#### EXERCISE DETAILS
Retype all the entries word for word, but omit the pictures.

───

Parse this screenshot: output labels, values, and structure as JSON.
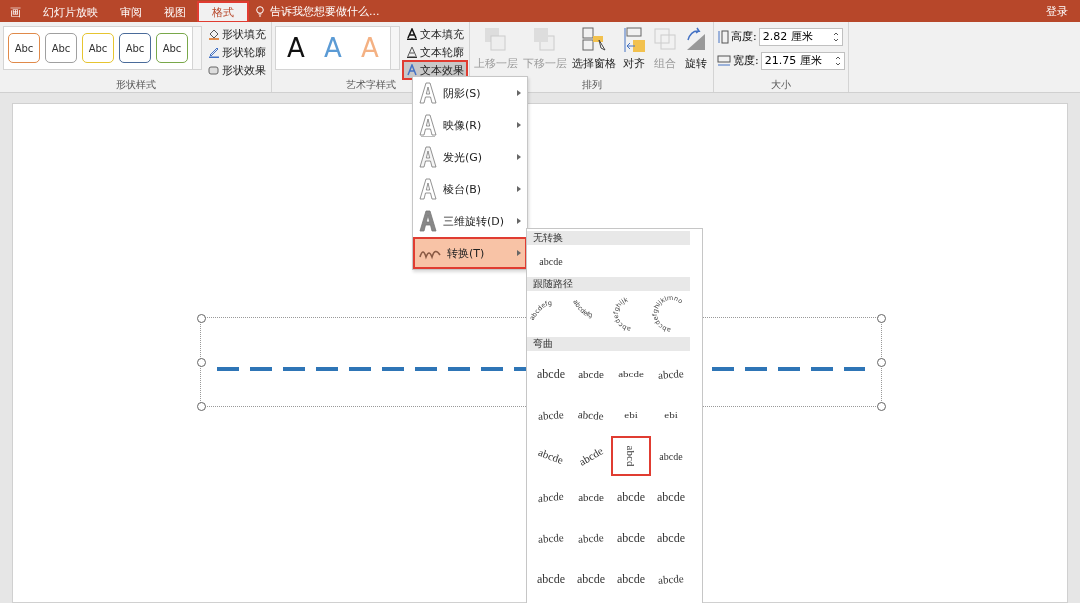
{
  "tabs": [
    {
      "label": "画",
      "selected": false
    },
    {
      "label": "幻灯片放映",
      "selected": false
    },
    {
      "label": "审阅",
      "selected": false
    },
    {
      "label": "视图",
      "selected": false
    },
    {
      "label": "格式",
      "selected": true
    }
  ],
  "tell_me": "告诉我您想要做什么...",
  "sign_in": "登录",
  "ribbon": {
    "shape_styles": {
      "label": "形状样式",
      "swatches": [
        {
          "text": "Abc",
          "color": "#e08a4a"
        },
        {
          "text": "Abc",
          "color": "#a0a0a0"
        },
        {
          "text": "Abc",
          "color": "#e6c530"
        },
        {
          "text": "Abc",
          "color": "#4a6b9a"
        },
        {
          "text": "Abc",
          "color": "#79a84a"
        }
      ],
      "commands": [
        {
          "label": "形状填充"
        },
        {
          "label": "形状轮廓"
        },
        {
          "label": "形状效果"
        }
      ]
    },
    "wordart_styles": {
      "label": "艺术字样式",
      "swatches": [
        {
          "text": "A",
          "color": "#111111"
        },
        {
          "text": "A",
          "color": "#5b9bd5"
        },
        {
          "text": "A",
          "color": "#f4b183"
        }
      ],
      "commands": [
        {
          "label": "文本填充",
          "selected": false
        },
        {
          "label": "文本轮廓",
          "selected": false
        },
        {
          "label": "文本效果",
          "selected": true
        }
      ]
    },
    "arrange": {
      "label": "排列",
      "buttons": [
        {
          "label": "上移一层",
          "disabled": true
        },
        {
          "label": "下移一层",
          "disabled": true
        },
        {
          "label": "选择窗格",
          "disabled": false
        },
        {
          "label": "对齐",
          "disabled": false
        },
        {
          "label": "组合",
          "disabled": true
        },
        {
          "label": "旋转",
          "disabled": false
        }
      ]
    },
    "size": {
      "label": "大小",
      "fields": [
        {
          "label": "高度:",
          "value": "2.82 厘米"
        },
        {
          "label": "宽度:",
          "value": "21.75 厘米"
        }
      ]
    }
  },
  "effects_menu": [
    {
      "label": "阴影(S)",
      "kind": "outline",
      "selected": false
    },
    {
      "label": "映像(R)",
      "kind": "reflection",
      "selected": false
    },
    {
      "label": "发光(G)",
      "kind": "glow",
      "selected": false
    },
    {
      "label": "棱台(B)",
      "kind": "outline",
      "selected": false
    },
    {
      "label": "三维旋转(D)",
      "kind": "solid",
      "selected": false
    },
    {
      "label": "转换(T)",
      "kind": "warp",
      "selected": true
    }
  ],
  "transform_gallery": [
    {
      "heading": "无转换",
      "kind": "none",
      "items": [
        {
          "text": "abcde",
          "kind": "tiny",
          "selected": false
        }
      ]
    },
    {
      "heading": "跟随路径",
      "kind": "path",
      "items": [
        {
          "text": "abcdefg",
          "kind": "arch-up",
          "selected": false
        },
        {
          "text": "abcdefg",
          "kind": "arch-down",
          "selected": false
        },
        {
          "text": "abcdefghijk",
          "kind": "circle",
          "selected": false
        },
        {
          "text": "abcdefghijklmno",
          "kind": "button",
          "selected": false
        }
      ]
    },
    {
      "heading": "弯曲",
      "kind": "warp",
      "items": [
        {
          "text": "abcde",
          "kind": "plain",
          "selected": false
        },
        {
          "text": "abcde",
          "kind": "small",
          "selected": false
        },
        {
          "text": "abcde",
          "kind": "squash",
          "selected": false
        },
        {
          "text": "abcde",
          "kind": "rise",
          "selected": false
        },
        {
          "text": "abcde",
          "kind": "rise",
          "selected": false
        },
        {
          "text": "abcde",
          "kind": "fall",
          "selected": false
        },
        {
          "text": "ebi",
          "kind": "squash",
          "selected": false
        },
        {
          "text": "ebi",
          "kind": "squash",
          "selected": false
        },
        {
          "text": "abcde",
          "kind": "tilt-right",
          "selected": false
        },
        {
          "text": "abcde",
          "kind": "tilt-left",
          "selected": false
        },
        {
          "text": "abcd",
          "kind": "ring",
          "selected": true
        },
        {
          "text": "abcde",
          "kind": "tiny",
          "selected": false
        },
        {
          "text": "abcde",
          "kind": "grow",
          "selected": false
        },
        {
          "text": "abcde",
          "kind": "small",
          "selected": false
        },
        {
          "text": "abcde",
          "kind": "plain",
          "selected": false
        },
        {
          "text": "abcde",
          "kind": "plain",
          "selected": false
        },
        {
          "text": "abcde",
          "kind": "rise",
          "selected": false
        },
        {
          "text": "abcde",
          "kind": "rise",
          "selected": false
        },
        {
          "text": "abcde",
          "kind": "plain",
          "selected": false
        },
        {
          "text": "abcde",
          "kind": "plain",
          "selected": false
        },
        {
          "text": "abcde",
          "kind": "plain",
          "selected": false
        },
        {
          "text": "abcde",
          "kind": "plain",
          "selected": false
        },
        {
          "text": "abcde",
          "kind": "plain",
          "selected": false
        },
        {
          "text": "abcde",
          "kind": "rise",
          "selected": false
        }
      ]
    }
  ]
}
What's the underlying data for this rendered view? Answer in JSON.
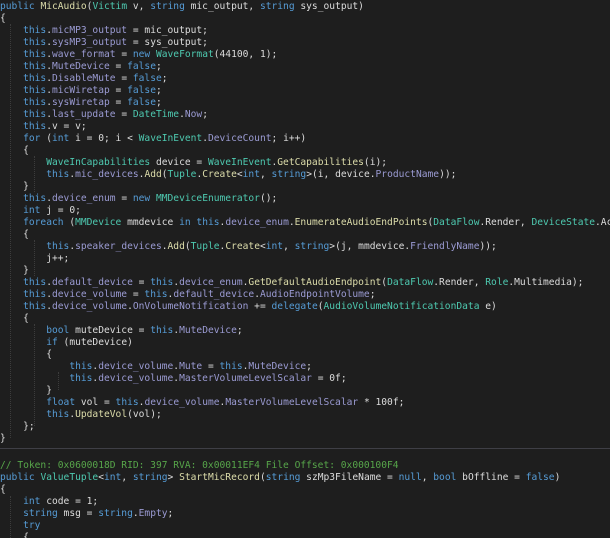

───

#### TASK RESPONSE
Parse this screenshot: output labels, values, and structure as JSON.
{
  "tabs": [
    {
      "label": "画",
      "selected": false
    },
    {
      "label": "幻灯片放映",
      "selected": false
    },
    {
      "label": "审阅",
      "selected": false
    },
    {
      "label": "视图",
      "selected": false
    },
    {
      "label": "格式",
      "selected": true
    }
  ],
  "tell_me": "告诉我您想要做什么...",
  "sign_in": "登录",
  "ribbon": {
    "shape_styles": {
      "label": "形状样式",
      "swatches": [
        {
          "text": "Abc",
          "color": "#e08a4a"
        },
        {
          "text": "Abc",
          "color": "#a0a0a0"
        },
        {
          "text": "Abc",
          "color": "#e6c530"
        },
        {
          "text": "Abc",
          "color": "#4a6b9a"
        },
        {
          "text": "Abc",
          "color": "#79a84a"
        }
      ],
      "commands": [
        {
          "label": "形状填充"
        },
        {
          "label": "形状轮廓"
        },
        {
          "label": "形状效果"
        }
      ]
    },
    "wordart_styles": {
      "label": "艺术字样式",
      "swatches": [
        {
          "text": "A",
          "color": "#111111"
        },
        {
          "text": "A",
          "color": "#5b9bd5"
        },
        {
          "text": "A",
          "color": "#f4b183"
        }
      ],
      "commands": [
        {
          "label": "文本填充",
          "selected": false
        },
        {
          "label": "文本轮廓",
          "selected": false
        },
        {
          "label": "文本效果",
          "selected": true
        }
      ]
    },
    "arrange": {
      "label": "排列",
      "buttons": [
        {
          "label": "上移一层",
          "disabled": true
        },
        {
          "label": "下移一层",
          "disabled": true
        },
        {
          "label": "选择窗格",
          "disabled": false
        },
        {
          "label": "对齐",
          "disabled": false
        },
        {
          "label": "组合",
          "disabled": true
        },
        {
          "label": "旋转",
          "disabled": false
        }
      ]
    },
    "size": {
      "label": "大小",
      "fields": [
        {
          "label": "高度:",
          "value": "2.82 厘米"
        },
        {
          "label": "宽度:",
          "value": "21.75 厘米"
        }
      ]
    }
  },
  "effects_menu": [
    {
      "label": "阴影(S)",
      "kind": "outline",
      "selected": false
    },
    {
      "label": "映像(R)",
      "kind": "reflection",
      "selected": false
    },
    {
      "label": "发光(G)",
      "kind": "glow",
      "selected": false
    },
    {
      "label": "棱台(B)",
      "kind": "outline",
      "selected": false
    },
    {
      "label": "三维旋转(D)",
      "kind": "solid",
      "selected": false
    },
    {
      "label": "转换(T)",
      "kind": "warp",
      "selected": true
    }
  ],
  "transform_gallery": [
    {
      "heading": "无转换",
      "kind": "none",
      "items": [
        {
          "text": "abcde",
          "kind": "tiny",
          "selected": false
        }
      ]
    },
    {
      "heading": "跟随路径",
      "kind": "path",
      "items": [
        {
          "text": "abcdefg",
          "kind": "arch-up",
          "selected": false
        },
        {
          "text": "abcdefg",
          "kind": "arch-down",
          "selected": false
        },
        {
          "text": "abcdefghijk",
          "kind": "circle",
          "selected": false
        },
        {
          "text": "abcdefghijklmno",
          "kind": "button",
          "selected": false
        }
      ]
    },
    {
      "heading": "弯曲",
      "kind": "warp",
      "items": [
        {
          "text": "abcde",
          "kind": "plain",
          "selected": false
        },
        {
          "text": "abcde",
          "kind": "small",
          "selected": false
        },
        {
          "text": "abcde",
          "kind": "squash",
          "selected": false
        },
        {
          "text": "abcde",
          "kind": "rise",
          "selected": false
        },
        {
          "text": "abcde",
          "kind": "rise",
          "selected": false
        },
        {
          "text": "abcde",
          "kind": "fall",
          "selected": false
        },
        {
          "text": "ebi",
          "kind": "squash",
          "selected": false
        },
        {
          "text": "ebi",
          "kind": "squash",
          "selected": false
        },
        {
          "text": "abcde",
          "kind": "tilt-right",
          "selected": false
        },
        {
          "text": "abcde",
          "kind": "tilt-left",
          "selected": false
        },
        {
          "text": "abcd",
          "kind": "ring",
          "selected": true
        },
        {
          "text": "abcde",
          "kind": "tiny",
          "selected": false
        },
        {
          "text": "abcde",
          "kind": "grow",
          "selected": false
        },
        {
          "text": "abcde",
          "kind": "small",
          "selected": false
        },
        {
          "text": "abcde",
          "kind": "plain",
          "selected": false
        },
        {
          "text": "abcde",
          "kind": "plain",
          "selected": false
        },
        {
          "text": "abcde",
          "kind": "rise",
          "selected": false
        },
        {
          "text": "abcde",
          "kind": "rise",
          "selected": false
        },
        {
          "text": "abcde",
          "kind": "plain",
          "selected": false
        },
        {
          "text": "abcde",
          "kind": "plain",
          "selected": false
        },
        {
          "text": "abcde",
          "kind": "plain",
          "selected": false
        },
        {
          "text": "abcde",
          "kind": "plain",
          "selected": false
        },
        {
          "text": "abcde",
          "kind": "plain",
          "selected": false
        },
        {
          "text": "abcde",
          "kind": "rise",
          "selected": false
        }
      ]
    }
  ]
}
What's the underlying data for this rendered view? Answer in JSON.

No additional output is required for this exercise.